(Exercise data):
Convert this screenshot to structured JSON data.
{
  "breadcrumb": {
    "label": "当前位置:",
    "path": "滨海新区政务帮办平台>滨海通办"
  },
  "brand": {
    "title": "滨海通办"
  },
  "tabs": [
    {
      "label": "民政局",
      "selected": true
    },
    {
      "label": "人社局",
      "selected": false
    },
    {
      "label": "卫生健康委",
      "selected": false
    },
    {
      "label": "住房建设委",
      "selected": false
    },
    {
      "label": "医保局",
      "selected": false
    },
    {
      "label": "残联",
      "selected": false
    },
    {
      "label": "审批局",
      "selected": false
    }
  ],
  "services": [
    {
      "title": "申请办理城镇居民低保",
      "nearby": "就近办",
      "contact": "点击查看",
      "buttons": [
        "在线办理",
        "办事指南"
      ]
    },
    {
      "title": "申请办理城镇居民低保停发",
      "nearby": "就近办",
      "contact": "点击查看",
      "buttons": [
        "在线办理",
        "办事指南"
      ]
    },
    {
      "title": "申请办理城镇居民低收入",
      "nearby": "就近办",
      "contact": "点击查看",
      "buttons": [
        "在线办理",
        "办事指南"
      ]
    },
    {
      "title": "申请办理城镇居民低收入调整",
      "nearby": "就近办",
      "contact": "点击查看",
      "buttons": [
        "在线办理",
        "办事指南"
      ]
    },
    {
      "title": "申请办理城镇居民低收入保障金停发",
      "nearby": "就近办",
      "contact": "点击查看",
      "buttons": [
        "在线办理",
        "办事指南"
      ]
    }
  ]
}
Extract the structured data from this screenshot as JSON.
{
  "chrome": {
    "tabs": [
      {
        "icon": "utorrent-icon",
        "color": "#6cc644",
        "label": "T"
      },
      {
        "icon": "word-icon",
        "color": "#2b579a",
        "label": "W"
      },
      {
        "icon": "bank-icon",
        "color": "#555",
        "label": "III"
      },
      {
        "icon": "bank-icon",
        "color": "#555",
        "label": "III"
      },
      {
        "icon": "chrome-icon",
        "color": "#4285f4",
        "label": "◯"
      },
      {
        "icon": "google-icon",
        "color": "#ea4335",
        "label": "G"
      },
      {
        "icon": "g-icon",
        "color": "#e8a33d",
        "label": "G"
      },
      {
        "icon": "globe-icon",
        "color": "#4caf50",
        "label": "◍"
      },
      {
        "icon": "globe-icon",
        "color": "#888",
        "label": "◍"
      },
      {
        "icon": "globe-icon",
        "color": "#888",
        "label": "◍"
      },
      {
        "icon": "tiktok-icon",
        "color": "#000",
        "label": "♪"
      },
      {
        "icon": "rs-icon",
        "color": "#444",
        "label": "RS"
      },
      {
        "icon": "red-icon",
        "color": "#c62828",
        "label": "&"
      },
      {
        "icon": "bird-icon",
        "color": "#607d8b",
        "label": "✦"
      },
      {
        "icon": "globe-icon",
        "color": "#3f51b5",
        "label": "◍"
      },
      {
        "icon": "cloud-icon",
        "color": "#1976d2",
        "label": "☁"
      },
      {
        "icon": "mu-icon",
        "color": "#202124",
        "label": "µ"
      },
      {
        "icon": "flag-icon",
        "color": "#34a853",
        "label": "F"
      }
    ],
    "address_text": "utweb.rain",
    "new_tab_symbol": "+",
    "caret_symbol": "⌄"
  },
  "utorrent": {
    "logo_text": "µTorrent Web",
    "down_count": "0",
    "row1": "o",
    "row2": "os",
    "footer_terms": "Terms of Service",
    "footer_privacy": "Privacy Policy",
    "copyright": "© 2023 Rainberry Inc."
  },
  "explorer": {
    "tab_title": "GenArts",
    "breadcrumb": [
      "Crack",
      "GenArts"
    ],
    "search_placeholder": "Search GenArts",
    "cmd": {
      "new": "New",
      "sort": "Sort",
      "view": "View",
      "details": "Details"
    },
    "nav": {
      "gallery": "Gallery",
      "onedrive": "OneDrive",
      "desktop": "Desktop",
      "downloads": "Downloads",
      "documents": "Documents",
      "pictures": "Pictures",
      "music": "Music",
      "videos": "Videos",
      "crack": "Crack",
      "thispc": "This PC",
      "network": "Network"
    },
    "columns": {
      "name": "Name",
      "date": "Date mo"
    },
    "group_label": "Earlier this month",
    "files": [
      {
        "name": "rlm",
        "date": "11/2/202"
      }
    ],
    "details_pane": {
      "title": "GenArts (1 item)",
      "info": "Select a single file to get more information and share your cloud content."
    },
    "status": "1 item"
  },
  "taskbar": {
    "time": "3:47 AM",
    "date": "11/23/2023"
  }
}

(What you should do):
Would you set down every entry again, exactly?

(Answer to this exercise):
Convert this screenshot to structured JSON data.
{
  "breadcrumb": {
    "label": "当前位置:",
    "path": "滨海新区政务帮办平台>滨海通办"
  },
  "brand": {
    "title": "滨海通办"
  },
  "tabs": [
    {
      "label": "民政局",
      "selected": true
    },
    {
      "label": "人社局",
      "selected": false
    },
    {
      "label": "卫生健康委",
      "selected": false
    },
    {
      "label": "住房建设委",
      "selected": false
    },
    {
      "label": "医保局",
      "selected": false
    },
    {
      "label": "残联",
      "selected": false
    },
    {
      "label": "审批局",
      "selected": false
    }
  ],
  "services": [
    {
      "title": "申请办理城镇居民低保",
      "nearby": "就近办",
      "contact": "点击查看",
      "buttons": [
        "在线办理",
        "办事指南"
      ]
    },
    {
      "title": "申请办理城镇居民低保停发",
      "nearby": "就近办",
      "contact": "点击查看",
      "buttons": [
        "在线办理",
        "办事指南"
      ]
    },
    {
      "title": "申请办理城镇居民低收入",
      "nearby": "就近办",
      "contact": "点击查看",
      "buttons": [
        "在线办理",
        "办事指南"
      ]
    },
    {
      "title": "申请办理城镇居民低收入调整",
      "nearby": "就近办",
      "contact": "点击查看",
      "buttons": [
        "在线办理",
        "办事指南"
      ]
    },
    {
      "title": "申请办理城镇居民低收入保障金停发",
      "nearby": "就近办",
      "contact": "点击查看",
      "buttons": [
        "在线办理",
        "办事指南"
      ]
    }
  ]
}
Extract the structured data from this screenshot as JSON.
{
  "chrome": {
    "tabs": [
      {
        "icon": "utorrent-icon",
        "color": "#6cc644",
        "label": "T"
      },
      {
        "icon": "word-icon",
        "color": "#2b579a",
        "label": "W"
      },
      {
        "icon": "bank-icon",
        "color": "#555",
        "label": "III"
      },
      {
        "icon": "bank-icon",
        "color": "#555",
        "label": "III"
      },
      {
        "icon": "chrome-icon",
        "color": "#4285f4",
        "label": "◯"
      },
      {
        "icon": "google-icon",
        "color": "#ea4335",
        "label": "G"
      },
      {
        "icon": "g-icon",
        "color": "#e8a33d",
        "label": "G"
      },
      {
        "icon": "globe-icon",
        "color": "#4caf50",
        "label": "◍"
      },
      {
        "icon": "globe-icon",
        "color": "#888",
        "label": "◍"
      },
      {
        "icon": "globe-icon",
        "color": "#888",
        "label": "◍"
      },
      {
        "icon": "tiktok-icon",
        "color": "#000",
        "label": "♪"
      },
      {
        "icon": "rs-icon",
        "color": "#444",
        "label": "RS"
      },
      {
        "icon": "red-icon",
        "color": "#c62828",
        "label": "&"
      },
      {
        "icon": "bird-icon",
        "color": "#607d8b",
        "label": "✦"
      },
      {
        "icon": "globe-icon",
        "color": "#3f51b5",
        "label": "◍"
      },
      {
        "icon": "cloud-icon",
        "color": "#1976d2",
        "label": "☁"
      },
      {
        "icon": "mu-icon",
        "color": "#202124",
        "label": "µ"
      },
      {
        "icon": "flag-icon",
        "color": "#34a853",
        "label": "F"
      }
    ],
    "address_text": "utweb.rain",
    "new_tab_symbol": "+",
    "caret_symbol": "⌄"
  },
  "utorrent": {
    "logo_text": "µTorrent Web",
    "down_count": "0",
    "row1": "o",
    "row2": "os",
    "footer_terms": "Terms of Service",
    "footer_privacy": "Privacy Policy",
    "copyright": "© 2023 Rainberry Inc."
  },
  "explorer": {
    "tab_title": "GenArts",
    "breadcrumb": [
      "Crack",
      "GenArts"
    ],
    "search_placeholder": "Search GenArts",
    "cmd": {
      "new": "New",
      "sort": "Sort",
      "view": "View",
      "details": "Details"
    },
    "nav": {
      "gallery": "Gallery",
      "onedrive": "OneDrive",
      "desktop": "Desktop",
      "downloads": "Downloads",
      "documents": "Documents",
      "pictures": "Pictures",
      "music": "Music",
      "videos": "Videos",
      "crack": "Crack",
      "thispc": "This PC",
      "network": "Network"
    },
    "columns": {
      "name": "Name",
      "date": "Date mo"
    },
    "group_label": "Earlier this month",
    "files": [
      {
        "name": "rlm",
        "date": "11/2/202"
      }
    ],
    "details_pane": {
      "title": "GenArts (1 item)",
      "info": "Select a single file to get more information and share your cloud content."
    },
    "status": "1 item"
  },
  "taskbar": {
    "time": "3:47 AM",
    "date": "11/23/2023"
  }
}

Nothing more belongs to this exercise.